Background and Aptitude
A high school diploma or GED equivalent is a minimum requirement for a dispatch clerk. Many employers require at least one year of experience in a related field such as shipping and receiving, general delivery, or any customer service position. Overall, a candidate for a dispatch clerk position should have an ability to solve problems, troubleshoot time-critical emergencies, and multi-task. Time management, organization, computer literacy and effective communication skills are also what an employer looks for in a dispatch clerk.
Transportation companies are some of the biggest employers of dispatch clerks. This industry includes freight and material cartage operations such as air freight, railway operations, ship cartage, and the various delivery companies that use trucks and other vehicles for local and long-haul shipments. Moving people is another aspect of dispatching, and a dispatch clerk working in this field will work for private and municipal bus companies, taxi services and school systems.
The general duties of this position include scheduling and assigning work crews, delivery vehicles and service equipment for the daily tasks at hand. Dispatch clerks receive and prepare work orders, monitor jobs in progress, inform personnel about logistic problems or updates, and handle questions or complaints from personnel and clients. A dispatch clerk also records and maintains data related to the day’s work load such as delivery confirmations, mechanical breakdowns, customer requests and all charges and expenses incurred.
Advanced Dispatch Duties
A dispatch clerk who works for an airline or air freight company is required to have more advanced training and skills. This job involves a high level of monitoring, map-reading and communication skills due to the nature of the industry and the delivery methods used. An aircraft dispatch clerk, also known as a flight superintendent, must be familiar with aviation procedures mandated by the Federal Aviation Administration and must take continuing education classes in these procedures.
A dispatch clerk, or dispatcher, earned an average annual salary of $34,975 as of May 2010, according to Salary.com. The addition of other bonuses and benefits that are provided by some employers such as overtime, profit-sharing, vacation, sick days and medical benefits brought that average salary to $52,216 per year. Pay scales for more advanced positions, such as aircraft dispatcher, are higher overall due to the increased responsibilities and skills required.

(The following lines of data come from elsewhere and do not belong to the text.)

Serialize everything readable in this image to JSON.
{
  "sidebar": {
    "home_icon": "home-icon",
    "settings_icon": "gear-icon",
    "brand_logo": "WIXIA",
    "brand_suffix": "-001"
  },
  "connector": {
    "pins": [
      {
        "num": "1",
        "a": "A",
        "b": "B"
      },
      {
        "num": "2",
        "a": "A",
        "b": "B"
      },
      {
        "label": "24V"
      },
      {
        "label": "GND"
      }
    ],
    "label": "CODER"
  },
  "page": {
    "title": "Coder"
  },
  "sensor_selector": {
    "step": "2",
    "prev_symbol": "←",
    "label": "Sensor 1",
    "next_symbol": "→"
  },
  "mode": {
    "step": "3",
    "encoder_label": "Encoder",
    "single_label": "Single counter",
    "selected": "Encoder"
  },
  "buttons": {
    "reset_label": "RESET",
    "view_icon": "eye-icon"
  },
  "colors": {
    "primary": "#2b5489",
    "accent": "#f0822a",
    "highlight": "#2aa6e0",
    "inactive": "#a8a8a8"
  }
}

Greg Jackson is a transcriber, proofreader and editor. Jackson has been writing professionally since 1975, drawing on creative writing courses and personal experiences. His most outstanding work has been as an editor, proofreader and transcriber on two published books, "Douglas Fairbanks: In His Own Words" and "Bohemian Grove: Cult of Conspiracy."